INFORMATION PROVIDED: Begin

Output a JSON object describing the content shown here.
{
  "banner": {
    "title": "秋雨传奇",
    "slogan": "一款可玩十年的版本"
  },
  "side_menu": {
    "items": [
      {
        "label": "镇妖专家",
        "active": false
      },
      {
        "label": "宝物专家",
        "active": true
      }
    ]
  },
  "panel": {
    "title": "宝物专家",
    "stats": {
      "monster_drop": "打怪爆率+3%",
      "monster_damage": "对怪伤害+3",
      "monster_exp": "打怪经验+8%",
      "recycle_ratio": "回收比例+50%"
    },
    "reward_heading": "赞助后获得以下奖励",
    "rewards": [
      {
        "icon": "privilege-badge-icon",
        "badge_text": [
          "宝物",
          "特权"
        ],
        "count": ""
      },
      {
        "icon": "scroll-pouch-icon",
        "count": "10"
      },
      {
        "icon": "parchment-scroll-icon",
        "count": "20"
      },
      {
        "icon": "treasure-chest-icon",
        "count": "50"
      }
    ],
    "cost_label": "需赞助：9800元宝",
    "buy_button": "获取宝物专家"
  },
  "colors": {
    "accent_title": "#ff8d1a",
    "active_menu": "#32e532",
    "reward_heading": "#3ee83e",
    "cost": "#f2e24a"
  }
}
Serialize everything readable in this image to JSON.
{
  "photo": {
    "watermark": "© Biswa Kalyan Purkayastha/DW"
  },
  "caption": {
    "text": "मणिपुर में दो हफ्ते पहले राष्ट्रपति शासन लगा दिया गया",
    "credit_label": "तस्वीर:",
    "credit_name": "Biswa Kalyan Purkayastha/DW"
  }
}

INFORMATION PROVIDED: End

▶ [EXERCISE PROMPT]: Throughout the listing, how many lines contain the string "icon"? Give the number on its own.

▶ [SOLUTION FOR THIS PROBLEM]: 4